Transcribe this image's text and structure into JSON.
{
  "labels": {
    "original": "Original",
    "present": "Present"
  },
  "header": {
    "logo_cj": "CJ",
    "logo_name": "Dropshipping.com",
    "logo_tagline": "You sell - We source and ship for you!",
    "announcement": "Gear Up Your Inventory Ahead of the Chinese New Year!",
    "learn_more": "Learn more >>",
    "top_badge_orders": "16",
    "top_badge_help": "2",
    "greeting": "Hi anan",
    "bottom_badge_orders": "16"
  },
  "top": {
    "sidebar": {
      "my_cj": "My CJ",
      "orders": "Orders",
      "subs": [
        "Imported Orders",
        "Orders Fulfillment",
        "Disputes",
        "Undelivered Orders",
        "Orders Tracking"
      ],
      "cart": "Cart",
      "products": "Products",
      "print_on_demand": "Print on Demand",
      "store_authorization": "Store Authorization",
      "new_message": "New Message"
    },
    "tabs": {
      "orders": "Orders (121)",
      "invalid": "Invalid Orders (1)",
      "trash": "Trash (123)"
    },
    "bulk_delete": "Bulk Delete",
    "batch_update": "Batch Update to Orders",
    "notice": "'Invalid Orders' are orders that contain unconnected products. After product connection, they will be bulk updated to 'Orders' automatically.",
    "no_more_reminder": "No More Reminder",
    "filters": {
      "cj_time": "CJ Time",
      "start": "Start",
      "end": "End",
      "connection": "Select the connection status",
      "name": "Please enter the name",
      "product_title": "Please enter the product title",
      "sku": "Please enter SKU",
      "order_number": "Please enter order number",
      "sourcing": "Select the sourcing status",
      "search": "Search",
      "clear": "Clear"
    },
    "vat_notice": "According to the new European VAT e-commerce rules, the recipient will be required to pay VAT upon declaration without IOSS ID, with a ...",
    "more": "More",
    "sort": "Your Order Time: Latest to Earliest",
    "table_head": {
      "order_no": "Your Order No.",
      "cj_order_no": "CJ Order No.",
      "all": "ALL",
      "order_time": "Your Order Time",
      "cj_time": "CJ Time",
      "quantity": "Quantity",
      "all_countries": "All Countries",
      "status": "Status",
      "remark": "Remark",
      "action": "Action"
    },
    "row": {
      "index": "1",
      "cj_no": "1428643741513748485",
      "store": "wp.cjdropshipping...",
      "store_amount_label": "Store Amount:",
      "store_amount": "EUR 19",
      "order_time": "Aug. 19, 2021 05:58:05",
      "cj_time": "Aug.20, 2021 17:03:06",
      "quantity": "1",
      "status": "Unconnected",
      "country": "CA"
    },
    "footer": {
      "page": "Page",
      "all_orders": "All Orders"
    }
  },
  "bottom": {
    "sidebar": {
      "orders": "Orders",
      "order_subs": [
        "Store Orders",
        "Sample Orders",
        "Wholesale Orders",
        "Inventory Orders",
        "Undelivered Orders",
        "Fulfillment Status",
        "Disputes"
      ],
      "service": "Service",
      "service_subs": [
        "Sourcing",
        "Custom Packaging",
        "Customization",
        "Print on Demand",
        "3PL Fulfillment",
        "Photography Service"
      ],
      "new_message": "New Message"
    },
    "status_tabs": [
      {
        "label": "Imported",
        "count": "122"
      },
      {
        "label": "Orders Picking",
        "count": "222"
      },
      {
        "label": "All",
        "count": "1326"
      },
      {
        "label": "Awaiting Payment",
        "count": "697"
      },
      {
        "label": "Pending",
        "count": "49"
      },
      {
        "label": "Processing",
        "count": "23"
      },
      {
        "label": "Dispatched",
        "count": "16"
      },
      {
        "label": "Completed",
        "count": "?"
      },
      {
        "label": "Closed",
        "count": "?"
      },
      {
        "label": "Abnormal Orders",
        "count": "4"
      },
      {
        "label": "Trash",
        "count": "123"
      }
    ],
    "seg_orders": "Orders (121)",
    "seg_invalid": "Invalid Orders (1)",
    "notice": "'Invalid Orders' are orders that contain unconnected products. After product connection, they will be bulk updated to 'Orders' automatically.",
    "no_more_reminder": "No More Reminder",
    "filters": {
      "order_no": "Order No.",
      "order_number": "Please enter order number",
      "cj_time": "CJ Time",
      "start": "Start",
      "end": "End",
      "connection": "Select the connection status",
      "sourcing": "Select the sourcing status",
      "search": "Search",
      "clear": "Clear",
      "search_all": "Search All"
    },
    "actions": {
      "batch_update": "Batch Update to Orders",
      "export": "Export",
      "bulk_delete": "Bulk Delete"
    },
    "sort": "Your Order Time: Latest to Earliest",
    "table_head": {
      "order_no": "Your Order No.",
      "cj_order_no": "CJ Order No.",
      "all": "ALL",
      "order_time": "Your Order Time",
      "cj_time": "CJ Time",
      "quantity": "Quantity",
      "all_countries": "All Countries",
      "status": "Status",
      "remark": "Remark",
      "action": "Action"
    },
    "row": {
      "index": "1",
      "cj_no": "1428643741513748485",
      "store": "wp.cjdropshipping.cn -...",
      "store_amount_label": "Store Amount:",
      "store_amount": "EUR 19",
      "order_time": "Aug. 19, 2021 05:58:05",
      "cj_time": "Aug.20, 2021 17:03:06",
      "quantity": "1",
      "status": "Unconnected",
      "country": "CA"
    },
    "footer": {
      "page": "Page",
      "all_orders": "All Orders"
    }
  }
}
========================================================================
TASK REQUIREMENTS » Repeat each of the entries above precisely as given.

TASK RESPONSE »
Transcribe this image's text and structure into JSON.
{
  "labels": {
    "original": "Original",
    "present": "Present"
  },
  "header": {
    "logo_cj": "CJ",
    "logo_name": "Dropshipping.com",
    "logo_tagline": "You sell - We source and ship for you!",
    "announcement": "Gear Up Your Inventory Ahead of the Chinese New Year!",
    "learn_more": "Learn more >>",
    "top_badge_orders": "16",
    "top_badge_help": "2",
    "greeting": "Hi anan",
    "bottom_badge_orders": "16"
  },
  "top": {
    "sidebar": {
      "my_cj": "My CJ",
      "orders": "Orders",
      "subs": [
        "Imported Orders",
        "Orders Fulfillment",
        "Disputes",
        "Undelivered Orders",
        "Orders Tracking"
      ],
      "cart": "Cart",
      "products": "Products",
      "print_on_demand": "Print on Demand",
      "store_authorization": "Store Authorization",
      "new_message": "New Message"
    },
    "tabs": {
      "orders": "Orders (121)",
      "invalid": "Invalid Orders (1)",
      "trash": "Trash (123)"
    },
    "bulk_delete": "Bulk Delete",
    "batch_update": "Batch Update to Orders",
    "notice": "'Invalid Orders' are orders that contain unconnected products. After product connection, they will be bulk updated to 'Orders' automatically.",
    "no_more_reminder": "No More Reminder",
    "filters": {
      "cj_time": "CJ Time",
      "start": "Start",
      "end": "End",
      "connection": "Select the connection status",
      "name": "Please enter the name",
      "product_title": "Please enter the product title",
      "sku": "Please enter SKU",
      "order_number": "Please enter order number",
      "sourcing": "Select the sourcing status",
      "search": "Search",
      "clear": "Clear"
    },
    "vat_notice": "According to the new European VAT e-commerce rules, the recipient will be required to pay VAT upon declaration without IOSS ID, with a ...",
    "more": "More",
    "sort": "Your Order Time: Latest to Earliest",
    "table_head": {
      "order_no": "Your Order No.",
      "cj_order_no": "CJ Order No.",
      "all": "ALL",
      "order_time": "Your Order Time",
      "cj_time": "CJ Time",
      "quantity": "Quantity",
      "all_countries": "All Countries",
      "status": "Status",
      "remark": "Remark",
      "action": "Action"
    },
    "row": {
      "index": "1",
      "cj_no": "1428643741513748485",
      "store": "wp.cjdropshipping...",
      "store_amount_label": "Store Amount:",
      "store_amount": "EUR 19",
      "order_time": "Aug. 19, 2021 05:58:05",
      "cj_time": "Aug.20, 2021 17:03:06",
      "quantity": "1",
      "status": "Unconnected",
      "country": "CA"
    },
    "footer": {
      "page": "Page",
      "all_orders": "All Orders"
    }
  },
  "bottom": {
    "sidebar": {
      "orders": "Orders",
      "order_subs": [
        "Store Orders",
        "Sample Orders",
        "Wholesale Orders",
        "Inventory Orders",
        "Undelivered Orders",
        "Fulfillment Status",
        "Disputes"
      ],
      "service": "Service",
      "service_subs": [
        "Sourcing",
        "Custom Packaging",
        "Customization",
        "Print on Demand",
        "3PL Fulfillment",
        "Photography Service"
      ],
      "new_message": "New Message"
    },
    "status_tabs": [
      {
        "label": "Imported",
        "count": "122"
      },
      {
        "label": "Orders Picking",
        "count": "222"
      },
      {
        "label": "All",
        "count": "1326"
      },
      {
        "label": "Awaiting Payment",
        "count": "697"
      },
      {
        "label": "Pending",
        "count": "49"
      },
      {
        "label": "Processing",
        "count": "23"
      },
      {
        "label": "Dispatched",
        "count": "16"
      },
      {
        "label": "Completed",
        "count": "?"
      },
      {
        "label": "Closed",
        "count": "?"
      },
      {
        "label": "Abnormal Orders",
        "count": "4"
      },
      {
        "label": "Trash",
        "count": "123"
      }
    ],
    "seg_orders": "Orders (121)",
    "seg_invalid": "Invalid Orders (1)",
    "notice": "'Invalid Orders' are orders that contain unconnected products. After product connection, they will be bulk updated to 'Orders' automatically.",
    "no_more_reminder": "No More Reminder",
    "filters": {
      "order_no": "Order No.",
      "order_number": "Please enter order number",
      "cj_time": "CJ Time",
      "start": "Start",
      "end": "End",
      "connection": "Select the connection status",
      "sourcing": "Select the sourcing status",
      "search": "Search",
      "clear": "Clear",
      "search_all": "Search All"
    },
    "actions": {
      "batch_update": "Batch Update to Orders",
      "export": "Export",
      "bulk_delete": "Bulk Delete"
    },
    "sort": "Your Order Time: Latest to Earliest",
    "table_head": {
      "order_no": "Your Order No.",
      "cj_order_no": "CJ Order No.",
      "all": "ALL",
      "order_time": "Your Order Time",
      "cj_time": "CJ Time",
      "quantity": "Quantity",
      "all_countries": "All Countries",
      "status": "Status",
      "remark": "Remark",
      "action": "Action"
    },
    "row": {
      "index": "1",
      "cj_no": "1428643741513748485",
      "store": "wp.cjdropshipping.cn -...",
      "store_amount_label": "Store Amount:",
      "store_amount": "EUR 19",
      "order_time": "Aug. 19, 2021 05:58:05",
      "cj_time": "Aug.20, 2021 17:03:06",
      "quantity": "1",
      "status": "Unconnected",
      "country": "CA"
    },
    "footer": {
      "page": "Page",
      "all_orders": "All Orders"
    }
  }
}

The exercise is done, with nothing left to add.